But the Environment Department (DEFRA) has raised the value at which projects fall under the regulations to £300,000 (ENDS Report 387, p 43).
Last year, the Environment Agency, four unnamed government departments and 16 local authorities criticised the £250,000 threshold as too high to prevent fly-tipping (ENDS Report 393, p 41). DEFRA appears to have listened to the Federation of Master Builders instead, which said the plans would be an unnecessary burden on small business.
The regulations will require construction firms to measure the amount of waste reused, recycled and disposed of by a project and say where the waste is sent.
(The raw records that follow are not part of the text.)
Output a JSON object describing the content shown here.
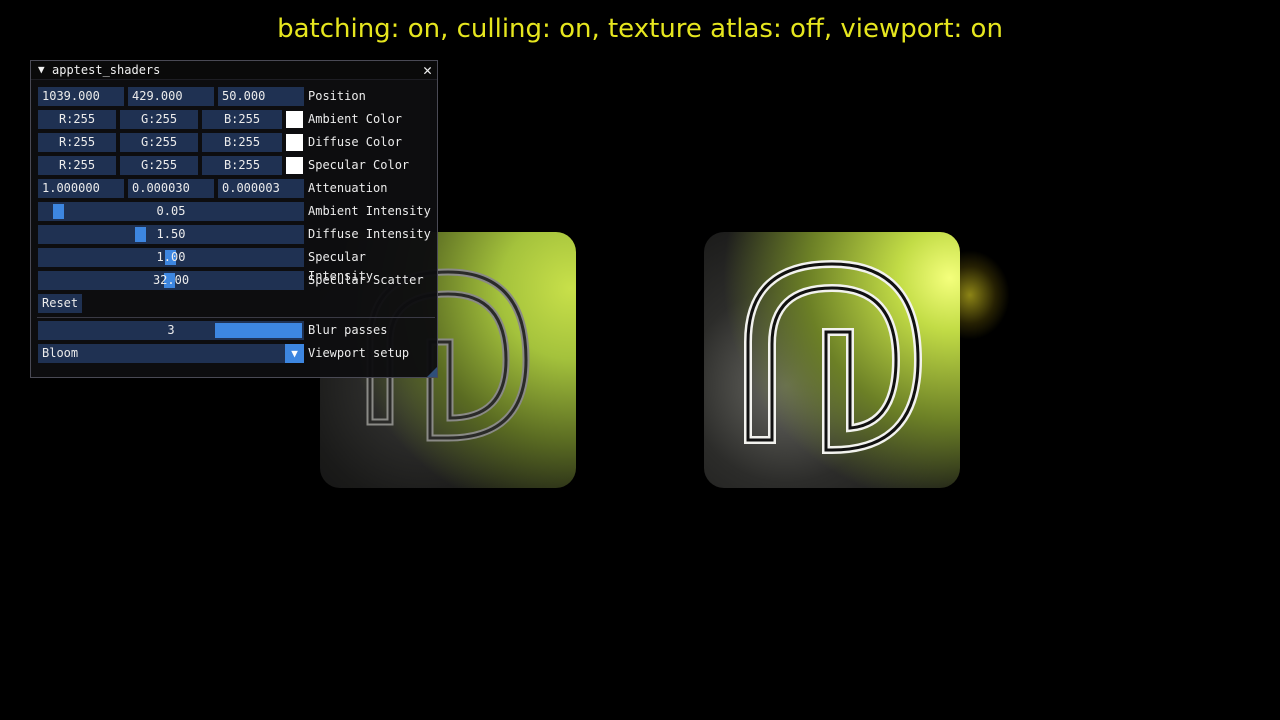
{
  "status_line": "batching: on, culling: on, texture atlas: off, viewport: on",
  "panel": {
    "title": "apptest_shaders",
    "collapse_icon": "triangle-down-icon",
    "close_icon": "close-icon",
    "position": {
      "x": "1039.000",
      "y": "429.000",
      "z": "50.000",
      "label": "Position"
    },
    "ambient_color": {
      "r": "R:255",
      "g": "G:255",
      "b": "B:255",
      "swatch": "#ffffff",
      "label": "Ambient Color"
    },
    "diffuse_color": {
      "r": "R:255",
      "g": "G:255",
      "b": "B:255",
      "swatch": "#ffffff",
      "label": "Diffuse Color"
    },
    "specular_color": {
      "r": "R:255",
      "g": "G:255",
      "b": "B:255",
      "swatch": "#ffffff",
      "label": "Specular Color"
    },
    "attenuation": {
      "a": "1.000000",
      "b": "0.000030",
      "c": "0.000003",
      "label": "Attenuation"
    },
    "ambient_intensity": {
      "value": "0.05",
      "label": "Ambient Intensity"
    },
    "diffuse_intensity": {
      "value": "1.50",
      "label": "Diffuse Intensity"
    },
    "specular_intensity": {
      "value": "1.00",
      "label": "Specular Intensity"
    },
    "specular_scatter": {
      "value": "32.00",
      "label": "Specular Scatter"
    },
    "reset_label": "Reset",
    "blur_passes": {
      "value": "3",
      "label": "Blur passes"
    },
    "viewport_setup": {
      "value": "Bloom",
      "label": "Viewport setup"
    }
  },
  "colors": {
    "status_text": "#e6e61e",
    "field_bg": "#1f3152",
    "accent": "#3d86e0",
    "sprite_glow": "#c2dc46"
  }
}
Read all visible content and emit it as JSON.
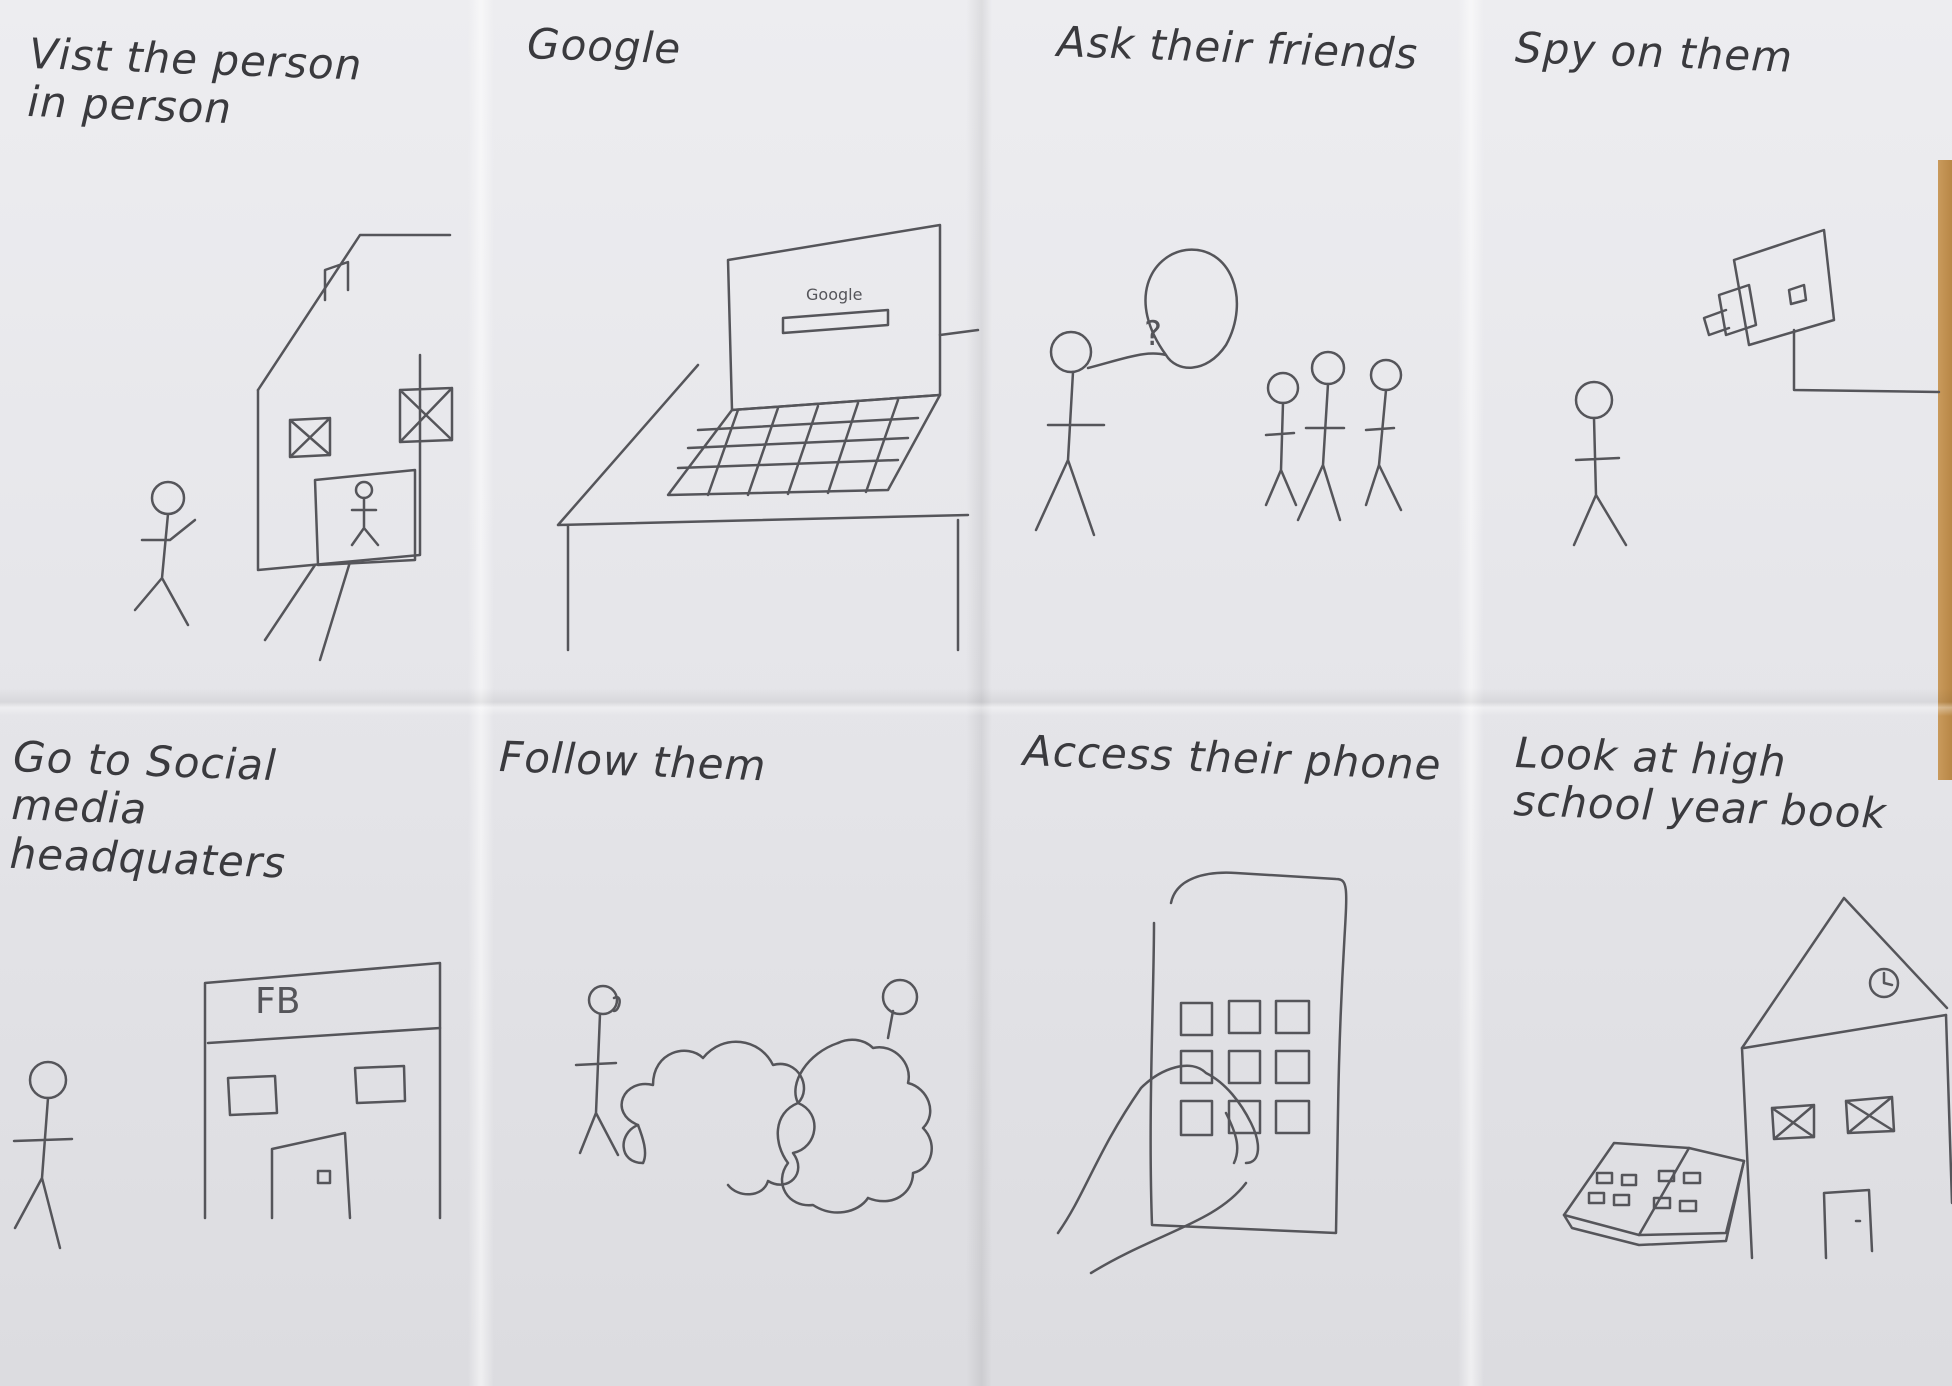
{
  "panels": [
    {
      "id": "visit",
      "caption": "Vist the person in person"
    },
    {
      "id": "google",
      "caption": "Google",
      "screen_text": "Google"
    },
    {
      "id": "friends",
      "caption": "Ask their friends",
      "bubble_text": "?"
    },
    {
      "id": "spy",
      "caption": "Spy on them"
    },
    {
      "id": "social",
      "caption": "Go to Social media headquaters",
      "building_sign": "FB"
    },
    {
      "id": "follow",
      "caption": "Follow them"
    },
    {
      "id": "phone",
      "caption": "Access their phone"
    },
    {
      "id": "yearbook",
      "caption": "Look at high school year book"
    }
  ],
  "colors": {
    "paper": "#e8e8ec",
    "pencil": "#55555a",
    "background_wood": "#b98a4e"
  }
}
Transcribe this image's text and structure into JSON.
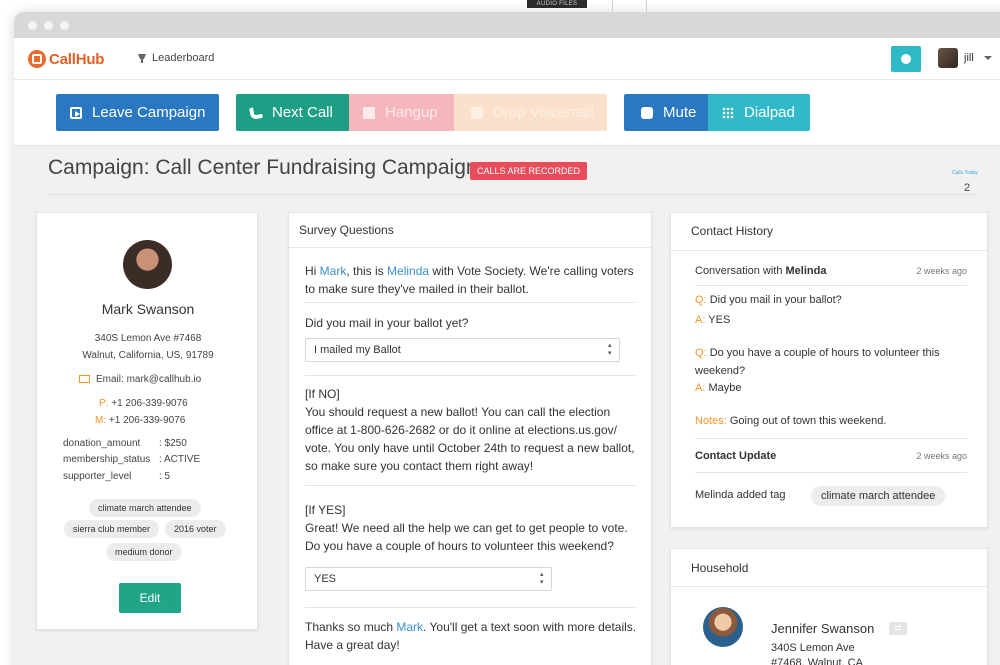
{
  "window": {
    "audio_tag": "AUDIO FILES"
  },
  "nav": {
    "brand": "CallHub",
    "leaderboard": "Leaderboard",
    "user": "jill"
  },
  "actions": {
    "leave": "Leave Campaign",
    "next": "Next Call",
    "hangup": "Hangup",
    "voicemail": "Drop Voicemail",
    "mute": "Mute",
    "dialpad": "Dialpad"
  },
  "campaign": {
    "title": "Campaign: Call Center Fundraising Campaign",
    "recorded_badge": "CALLS ARE RECORDED",
    "calls_today_label": "Calls Today",
    "calls_today": "2"
  },
  "contact": {
    "name": "Mark Swanson",
    "address1": "340S Lemon Ave #7468",
    "address2": "Walnut, California, US, 91789",
    "email_label": "Email:",
    "email": "mark@callhub.io",
    "phone_label": "P:",
    "phone": "+1 206-339-9076",
    "mobile_label": "M:",
    "mobile": "+1 206-339-9076",
    "attributes": [
      {
        "key": "donation_amount",
        "value": ": $250"
      },
      {
        "key": "membership_status",
        "value": ": ACTIVE"
      },
      {
        "key": "supporter_level",
        "value": ": 5"
      }
    ],
    "tags": [
      "climate march attendee",
      "sierra club member",
      "2016 voter",
      "medium donor"
    ],
    "edit": "Edit"
  },
  "survey": {
    "title": "Survey Questions",
    "intro_hi": "Hi ",
    "intro_name": "Mark",
    "intro_mid": ", this is ",
    "intro_agent": "Melinda",
    "intro_rest": " with Vote Society. We're calling voters to make sure they've mailed in their ballot.",
    "q1": "Did you mail in your ballot yet?",
    "q1_answer": "I mailed my Ballot",
    "if_no_label": "[If NO]",
    "if_no_text": "You should request a new ballot! You can call the election office at 1-800-626-2682 or do it online at elections.us.gov/ vote. You only have until October 24th to request a new ballot, so make sure  you contact them right away!",
    "if_yes_label": "[If YES]",
    "if_yes_text": "Great! We need all the help we can get to get people to vote. Do you have a couple of hours to volunteer this weekend?",
    "q2_answer": "YES",
    "closing_pre": "Thanks so much ",
    "closing_name": "Mark",
    "closing_rest": ". You'll get a text soon with more details. Have a great day!"
  },
  "history": {
    "title": "Contact History",
    "conv_label": "Conversation with ",
    "conv_agent": "Melinda",
    "conv_time": "2 weeks ago",
    "q_prefix": "Q:",
    "a_prefix": "A:",
    "q1": "Did you mail in your ballot?",
    "a1": "YES",
    "q2": "Do you have a couple of hours to volunteer this weekend?",
    "a2": "Maybe",
    "notes_label": "Notes:",
    "notes": "Going out of town this weekend.",
    "update_label": "Contact Update",
    "update_time": "2 weeks ago",
    "update_text": "Melinda added tag",
    "update_tag": "climate march attendee"
  },
  "household": {
    "title": "Household",
    "name": "Jennifer Swanson",
    "address1": "340S Lemon Ave",
    "address2": "#7468, Walnut, CA"
  },
  "colors": {
    "brand": "#e45f23",
    "primary": "#2a78c2",
    "success": "#1f9e86",
    "danger": "#e94c5b",
    "accent": "#31b9c9",
    "highlight": "#f29725",
    "link": "#3a8fd0"
  }
}
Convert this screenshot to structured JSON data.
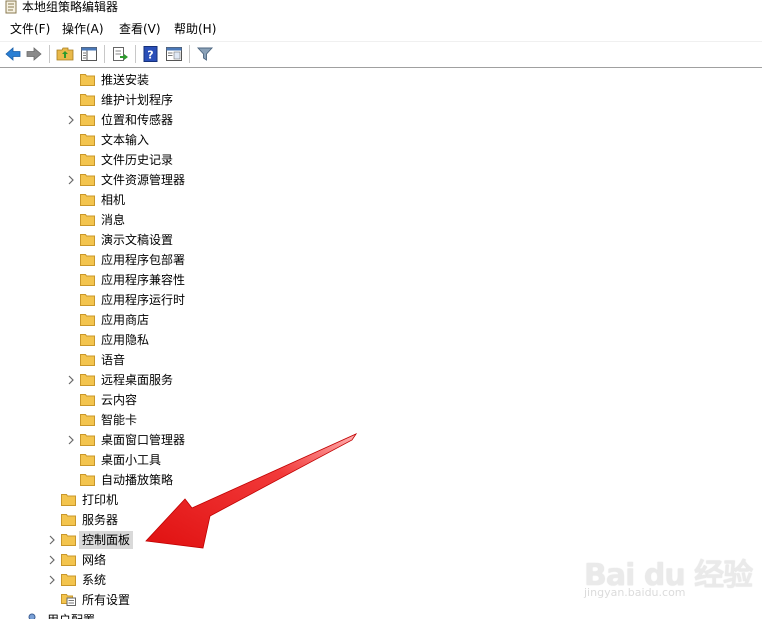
{
  "window": {
    "title": "本地组策略编辑器"
  },
  "menu": [
    {
      "label": "文件(F)"
    },
    {
      "label": "操作(A)"
    },
    {
      "label": "查看(V)"
    },
    {
      "label": "帮助(H)"
    }
  ],
  "toolbar": [
    {
      "name": "back-icon"
    },
    {
      "name": "forward-icon"
    },
    {
      "name": "up-folder-icon"
    },
    {
      "name": "show-hide-tree-icon"
    },
    {
      "name": "export-list-icon"
    },
    {
      "name": "help-icon"
    },
    {
      "name": "properties-icon"
    },
    {
      "name": "filter-icon"
    }
  ],
  "tree": {
    "children_level": [
      {
        "label": "推送安装",
        "expandable": false
      },
      {
        "label": "维护计划程序",
        "expandable": false
      },
      {
        "label": "位置和传感器",
        "expandable": true
      },
      {
        "label": "文本输入",
        "expandable": false
      },
      {
        "label": "文件历史记录",
        "expandable": false
      },
      {
        "label": "文件资源管理器",
        "expandable": true
      },
      {
        "label": "相机",
        "expandable": false
      },
      {
        "label": "消息",
        "expandable": false
      },
      {
        "label": "演示文稿设置",
        "expandable": false
      },
      {
        "label": "应用程序包部署",
        "expandable": false
      },
      {
        "label": "应用程序兼容性",
        "expandable": false
      },
      {
        "label": "应用程序运行时",
        "expandable": false
      },
      {
        "label": "应用商店",
        "expandable": false
      },
      {
        "label": "应用隐私",
        "expandable": false
      },
      {
        "label": "语音",
        "expandable": false
      },
      {
        "label": "远程桌面服务",
        "expandable": true
      },
      {
        "label": "云内容",
        "expandable": false
      },
      {
        "label": "智能卡",
        "expandable": false
      },
      {
        "label": "桌面窗口管理器",
        "expandable": true
      },
      {
        "label": "桌面小工具",
        "expandable": false
      },
      {
        "label": "自动播放策略",
        "expandable": false
      }
    ],
    "parent_level": [
      {
        "label": "打印机",
        "expandable": false
      },
      {
        "label": "服务器",
        "expandable": false
      },
      {
        "label": "控制面板",
        "expandable": true,
        "selected": true
      },
      {
        "label": "网络",
        "expandable": true
      },
      {
        "label": "系统",
        "expandable": true
      },
      {
        "label": "所有设置",
        "expandable": false,
        "icon": "settings-list-icon"
      }
    ],
    "root_level": [
      {
        "label": "用户配置"
      }
    ]
  },
  "watermark": {
    "brand": "Bai du 经验",
    "url": "jingyan.baidu.com"
  },
  "colors": {
    "arrow": "#ee1111",
    "folder": "#f3c44e",
    "selection": "#d9d9d9"
  }
}
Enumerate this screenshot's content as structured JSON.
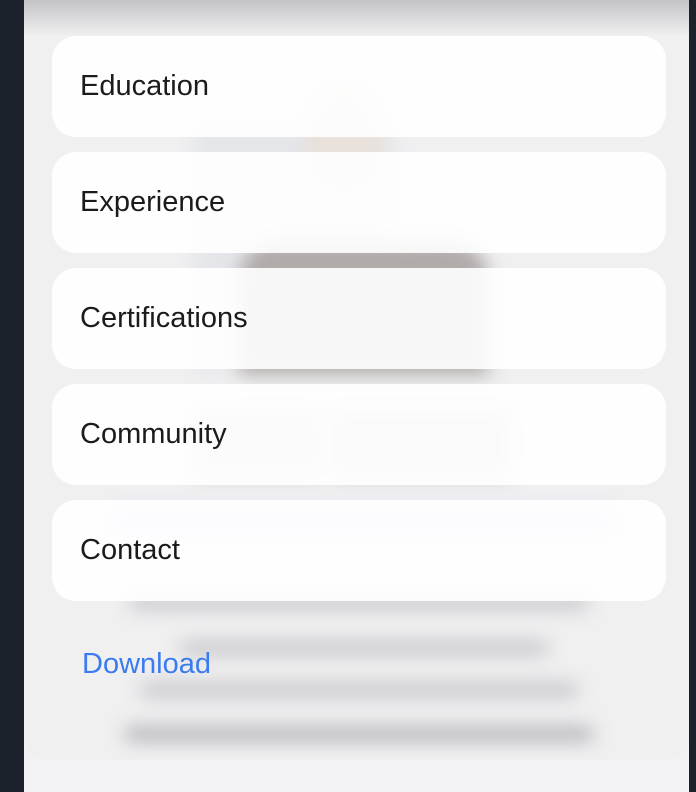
{
  "menu": {
    "items": [
      {
        "label": "Education"
      },
      {
        "label": "Experience"
      },
      {
        "label": "Certifications"
      },
      {
        "label": "Community"
      },
      {
        "label": "Contact"
      }
    ],
    "download_label": "Download"
  },
  "colors": {
    "accent": "#3b7bf0",
    "card": "#ffffff",
    "outer_background": "#1c222b"
  }
}
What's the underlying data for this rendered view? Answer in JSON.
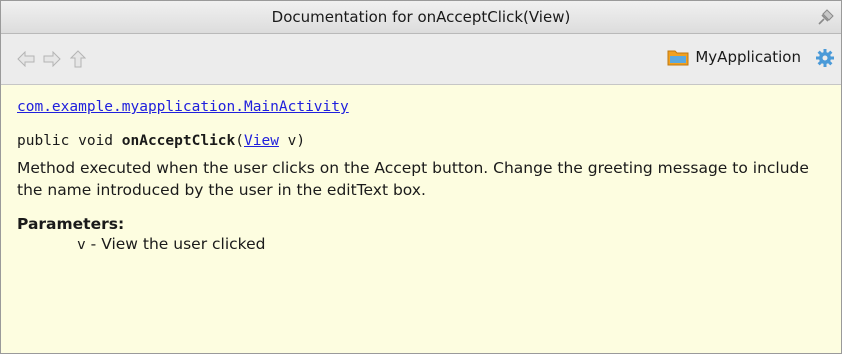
{
  "window": {
    "title": "Documentation for onAcceptClick(View)"
  },
  "toolbar": {
    "back_icon": "arrow-left-icon",
    "forward_icon": "arrow-right-icon",
    "up_icon": "arrow-up-icon",
    "project_name": "MyApplication",
    "project_icon": "folder-icon",
    "settings_icon": "gear-icon"
  },
  "doc": {
    "class_link": "com.example.myapplication.MainActivity",
    "signature": {
      "prefix": "public void ",
      "method": "onAcceptClick",
      "open_paren": "(",
      "param_type": "View",
      "param_rest": " v)"
    },
    "description": "Method executed when the user clicks on the Accept button. Change the greeting message to include the name introduced by the user in the editText box.",
    "params_heading": "Parameters:",
    "params": [
      {
        "name": "v",
        "separator": " - ",
        "desc": "View the user clicked"
      }
    ]
  },
  "colors": {
    "link": "#2020dd",
    "background": "#fdfde0",
    "accent_folder": "#f0a020",
    "accent_gear": "#4a9ad8"
  }
}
More detailed information, such as copies of waste transfer notes, is required from projects worth above £500,000.
SWMPs have been voluntary since 2004, but DEFRA hopes making them mandatory will improve resource management in an industry that creates 109 million tonnes of waste per year - three times that of households.
DEFRA also published draft non-statutory guidance explaining the purpose of plans, how to make them and how they will be regulated.2 Final guidance will be published in April.
It also issued a cost-benefit analysis of the regulations and an overview of toolkits available to help draw up SWMPs.3,4